… Happiness tends to be individual; we measure it by asking, “Are you happy?” Joy tends to be self-transcending. Happiness is something you pursue; joy is something that rises up unexpectedly and sweeps over you. Happiness comes from accomplishments; joy comes from offering gifts. Happiness fades; we get used to the things that used to make us happy. Joy doesn’t fade. To live with joy is to live with wonder, gratitude, and hope. People who are on the second mountain have been transformed. They are deeply committed. The outpouring of love has become a steady force.
The people who radiate a permanent joy have given themselves over to lives of deep and loving commitment. Giving has become their nature, and little by little they have made their souls incandescent. There’s always something flowing out of the interiority of our spirit. For some people it’s mostly fear or insecurity. For the people we call joyful, it’s mostly gratitude, delight, and kindness.“— David Brooks From “The Second Mountain: The quest for a moral life”
— John Archibald Wheeler, Annals of the New York Academy of Sciences, 480 (1986)
— Morgan Housel (link)
… What I learned, those first days of college so long ago, wasn’t how to stop being overconfident. (I’m old enough now to realize that I’m unlikely ever to learn that.) What I learned was the power of feedback, the importance of throwing yourself open to being corrected in public. That doesn’t eliminate error and misjudgment. It does teach you to do your homework, to consider the historical and social contexts of your evidence before you draw conclusions, to evaluate the quality of your information before you act on it, to go back and check your work again before you commit, and above all to think twice. Making your decisions as if you will publicly judged on them can, perversely, lead to a different kind of overconfidence: the belief that you’ve now been so careful that you can’t possibly be wrong. But you will at least reduce the risks from the most common upstreamsources of error, like making snap judgments, relying on faulty data, and overlooking relevant evidence.“— Jason Zweig (link)

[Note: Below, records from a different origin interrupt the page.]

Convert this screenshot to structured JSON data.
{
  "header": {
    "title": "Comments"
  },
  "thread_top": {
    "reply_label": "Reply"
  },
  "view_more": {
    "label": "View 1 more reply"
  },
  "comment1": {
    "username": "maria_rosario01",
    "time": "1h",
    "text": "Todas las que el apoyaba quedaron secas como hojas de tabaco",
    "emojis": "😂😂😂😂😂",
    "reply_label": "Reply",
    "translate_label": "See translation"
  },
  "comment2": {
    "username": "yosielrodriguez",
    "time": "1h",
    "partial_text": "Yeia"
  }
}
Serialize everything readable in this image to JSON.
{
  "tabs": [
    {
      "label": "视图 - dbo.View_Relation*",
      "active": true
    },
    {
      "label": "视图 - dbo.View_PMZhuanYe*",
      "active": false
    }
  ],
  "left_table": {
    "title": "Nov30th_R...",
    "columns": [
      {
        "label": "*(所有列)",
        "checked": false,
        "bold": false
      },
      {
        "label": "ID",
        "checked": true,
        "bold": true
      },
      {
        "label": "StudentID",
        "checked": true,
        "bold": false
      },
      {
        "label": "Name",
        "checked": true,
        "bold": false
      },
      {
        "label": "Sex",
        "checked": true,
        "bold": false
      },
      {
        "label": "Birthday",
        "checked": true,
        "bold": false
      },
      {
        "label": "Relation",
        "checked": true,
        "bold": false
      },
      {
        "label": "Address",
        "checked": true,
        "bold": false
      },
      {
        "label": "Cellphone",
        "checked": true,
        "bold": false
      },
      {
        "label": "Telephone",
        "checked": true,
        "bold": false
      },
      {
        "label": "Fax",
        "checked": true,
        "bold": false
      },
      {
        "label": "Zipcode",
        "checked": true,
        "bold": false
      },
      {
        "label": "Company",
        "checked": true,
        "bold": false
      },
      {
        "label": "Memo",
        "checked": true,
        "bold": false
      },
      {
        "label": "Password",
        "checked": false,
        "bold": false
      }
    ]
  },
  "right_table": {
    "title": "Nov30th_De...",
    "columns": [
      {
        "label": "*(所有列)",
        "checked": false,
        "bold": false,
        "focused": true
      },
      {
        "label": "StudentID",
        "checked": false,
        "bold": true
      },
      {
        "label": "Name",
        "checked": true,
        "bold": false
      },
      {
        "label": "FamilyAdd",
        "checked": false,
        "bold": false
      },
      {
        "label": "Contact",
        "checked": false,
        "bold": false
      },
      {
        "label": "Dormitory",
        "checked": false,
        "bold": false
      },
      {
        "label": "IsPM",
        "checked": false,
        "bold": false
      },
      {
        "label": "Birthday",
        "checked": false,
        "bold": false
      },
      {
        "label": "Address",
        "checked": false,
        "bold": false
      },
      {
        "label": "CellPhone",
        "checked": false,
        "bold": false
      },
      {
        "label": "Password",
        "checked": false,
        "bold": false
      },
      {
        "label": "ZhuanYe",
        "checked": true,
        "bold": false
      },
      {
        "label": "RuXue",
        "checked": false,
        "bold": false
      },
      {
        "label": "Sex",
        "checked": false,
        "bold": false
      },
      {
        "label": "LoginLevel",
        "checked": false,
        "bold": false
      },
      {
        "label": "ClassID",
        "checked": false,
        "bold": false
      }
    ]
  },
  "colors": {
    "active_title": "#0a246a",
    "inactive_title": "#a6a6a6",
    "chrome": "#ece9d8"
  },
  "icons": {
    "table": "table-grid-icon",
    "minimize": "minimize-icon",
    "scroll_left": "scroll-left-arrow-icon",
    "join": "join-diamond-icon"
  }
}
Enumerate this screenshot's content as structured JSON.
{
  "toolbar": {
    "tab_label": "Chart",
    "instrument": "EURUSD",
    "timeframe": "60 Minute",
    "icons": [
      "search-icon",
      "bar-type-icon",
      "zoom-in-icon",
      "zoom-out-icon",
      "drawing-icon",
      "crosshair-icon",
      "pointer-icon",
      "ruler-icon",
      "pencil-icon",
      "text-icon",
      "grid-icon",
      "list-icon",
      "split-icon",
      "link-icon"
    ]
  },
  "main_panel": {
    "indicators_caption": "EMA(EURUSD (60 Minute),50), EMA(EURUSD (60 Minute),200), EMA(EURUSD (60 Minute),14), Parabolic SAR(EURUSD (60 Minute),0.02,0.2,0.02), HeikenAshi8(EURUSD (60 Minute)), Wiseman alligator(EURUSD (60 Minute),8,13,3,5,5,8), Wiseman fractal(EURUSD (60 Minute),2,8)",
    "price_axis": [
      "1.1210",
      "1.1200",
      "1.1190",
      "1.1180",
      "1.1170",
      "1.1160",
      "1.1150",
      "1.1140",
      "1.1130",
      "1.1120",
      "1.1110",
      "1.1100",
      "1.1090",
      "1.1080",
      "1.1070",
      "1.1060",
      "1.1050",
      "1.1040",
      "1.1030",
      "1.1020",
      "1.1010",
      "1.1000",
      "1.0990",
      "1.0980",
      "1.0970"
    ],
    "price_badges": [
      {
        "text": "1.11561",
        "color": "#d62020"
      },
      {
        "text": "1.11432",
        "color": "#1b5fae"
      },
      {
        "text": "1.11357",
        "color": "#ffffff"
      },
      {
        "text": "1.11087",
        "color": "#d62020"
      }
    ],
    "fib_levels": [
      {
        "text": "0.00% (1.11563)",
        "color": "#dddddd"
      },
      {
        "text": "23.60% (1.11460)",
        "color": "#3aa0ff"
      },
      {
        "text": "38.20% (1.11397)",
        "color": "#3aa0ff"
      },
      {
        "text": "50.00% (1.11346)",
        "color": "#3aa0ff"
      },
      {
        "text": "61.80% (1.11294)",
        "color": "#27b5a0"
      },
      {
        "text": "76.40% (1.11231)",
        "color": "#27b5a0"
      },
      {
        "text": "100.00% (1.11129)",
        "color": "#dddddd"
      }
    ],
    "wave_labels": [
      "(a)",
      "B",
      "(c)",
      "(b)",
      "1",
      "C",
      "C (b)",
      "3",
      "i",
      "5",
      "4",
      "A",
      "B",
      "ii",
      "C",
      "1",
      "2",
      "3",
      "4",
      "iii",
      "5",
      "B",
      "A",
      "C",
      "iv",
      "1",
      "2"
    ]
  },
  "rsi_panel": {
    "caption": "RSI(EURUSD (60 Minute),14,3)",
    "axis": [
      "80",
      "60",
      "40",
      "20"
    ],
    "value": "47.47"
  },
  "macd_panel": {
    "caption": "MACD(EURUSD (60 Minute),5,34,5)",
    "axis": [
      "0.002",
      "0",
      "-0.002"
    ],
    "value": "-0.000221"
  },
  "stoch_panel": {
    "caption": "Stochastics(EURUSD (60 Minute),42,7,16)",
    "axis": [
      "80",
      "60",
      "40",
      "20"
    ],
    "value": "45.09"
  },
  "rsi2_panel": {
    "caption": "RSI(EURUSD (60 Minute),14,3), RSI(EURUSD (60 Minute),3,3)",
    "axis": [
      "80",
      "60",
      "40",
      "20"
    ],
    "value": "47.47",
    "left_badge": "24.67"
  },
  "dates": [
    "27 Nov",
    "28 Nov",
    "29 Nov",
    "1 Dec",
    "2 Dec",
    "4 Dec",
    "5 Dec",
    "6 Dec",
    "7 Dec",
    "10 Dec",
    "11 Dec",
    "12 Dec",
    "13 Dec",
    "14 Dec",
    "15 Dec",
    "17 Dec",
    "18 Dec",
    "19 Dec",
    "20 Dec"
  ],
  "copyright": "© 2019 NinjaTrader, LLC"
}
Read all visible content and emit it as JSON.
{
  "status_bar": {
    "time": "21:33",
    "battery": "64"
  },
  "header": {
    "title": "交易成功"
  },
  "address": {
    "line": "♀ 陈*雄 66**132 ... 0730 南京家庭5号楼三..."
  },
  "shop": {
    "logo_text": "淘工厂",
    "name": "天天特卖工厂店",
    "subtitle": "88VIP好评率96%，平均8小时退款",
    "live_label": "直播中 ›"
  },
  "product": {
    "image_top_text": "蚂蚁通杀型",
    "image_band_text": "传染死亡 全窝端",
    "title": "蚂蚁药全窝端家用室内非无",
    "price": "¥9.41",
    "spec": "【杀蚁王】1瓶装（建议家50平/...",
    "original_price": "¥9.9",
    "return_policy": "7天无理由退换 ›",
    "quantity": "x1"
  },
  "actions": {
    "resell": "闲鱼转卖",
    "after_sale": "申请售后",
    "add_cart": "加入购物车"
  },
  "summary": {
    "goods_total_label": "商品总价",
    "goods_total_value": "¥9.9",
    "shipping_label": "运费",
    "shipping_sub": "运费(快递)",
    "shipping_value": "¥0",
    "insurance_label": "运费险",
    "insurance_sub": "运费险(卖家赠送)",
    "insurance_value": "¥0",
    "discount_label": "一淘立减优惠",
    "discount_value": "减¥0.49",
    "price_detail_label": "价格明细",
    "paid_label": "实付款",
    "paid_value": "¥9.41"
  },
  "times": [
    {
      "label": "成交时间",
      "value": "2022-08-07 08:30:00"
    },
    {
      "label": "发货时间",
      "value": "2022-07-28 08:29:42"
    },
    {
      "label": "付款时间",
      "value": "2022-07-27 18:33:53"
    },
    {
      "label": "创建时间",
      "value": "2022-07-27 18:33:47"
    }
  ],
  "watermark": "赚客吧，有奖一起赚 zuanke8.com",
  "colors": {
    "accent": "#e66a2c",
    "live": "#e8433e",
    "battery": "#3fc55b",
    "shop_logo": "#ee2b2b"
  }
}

… Our deepest hope for the children we love is that they will enjoy the liberties of an open-ended destiny, that their desires will be given the free play they deserve, that the circumstances of their birth and upbringing will be felt as opportunities rather than encumbrances; our greatest fear is that they will feel thwarted by forces beyond their control. At the same time, we can’t help poring over their faces and gestures for any signals of eventuality — the trace hints and betrayals of what will emerge in time as their character, their plot, their fate. And what we project forward for the children in our midst can rarely be disentangled from what we project backward for ourselves.(Link)
— From ‘Good economics for hard times’